This place is lovely. I’ve already said it, I know. But it is. I took some pictures yesterday and they were lost even to the mind of God when I tried to download them from my camera to my laptop. I am disappointed because some of the pictures were pretty good. This is the first time my Mac has really let me down, but there you have it. The picture I’ve used comes from my iPhone.
There’s also the kindness of the leader of our gathering and the hospitality of the people who are helping him. It turns out that Tom gathers in “peeps” from all around the church, people of all ages and backgrounds. Some of them are brand new, tender and radiant shoots of hope for our denomination, there are others of us who’ve been in the trenches for a while and are tired, some who are really wise and have an amazing way with words. He gathers us together to learn and figure out some new stuff, but also to give us time to take care of each other and be taken care of in a way that doesn’t happen a whole lot out where we do our work.

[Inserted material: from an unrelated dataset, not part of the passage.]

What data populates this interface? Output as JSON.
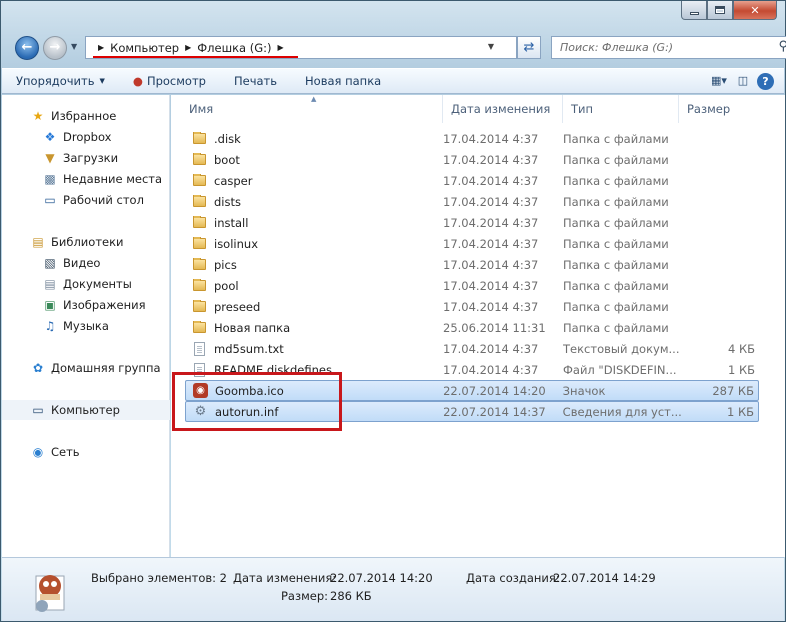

Yesterday I learned something about salmon. Right now, the salmon are running here on Bowen Island—I got to see some of them who have been out in the Pacific for four or more years and have come to spawn where they themselves were born, the one last, emphatic yes before death. At some point late in life, a salmon is in the general vicinity of the creek that held him or her safe till birth. It is when he or she gets a taste—a miniscule taste—of the stream that he or she came from, and recognizes that taste as home, that the salmon knows where to go; that taste keeps guiding him or her to what had been the beginning and is now the end of life.
I am filled with awe to think that the water of a creek is particular enough, distinct enough, that even in the ocean, where it meets an unimaginable amount of other water not of the same source, that creek is still so recognizably itself that it can call its own back home. I am awestruck as well with the notion that a small taste can tug and pull a creature back to the only place it truly belongs, or at least belongs enough to both be born and die there.
Today is my birthday and I am pretty far removed from everything that is most known and familiar to me. That seems fitting today. I figure I’m like the salmon who is still far, far out in the ocean. I’m thankful today for how vast that ocean is and how far I have travelled.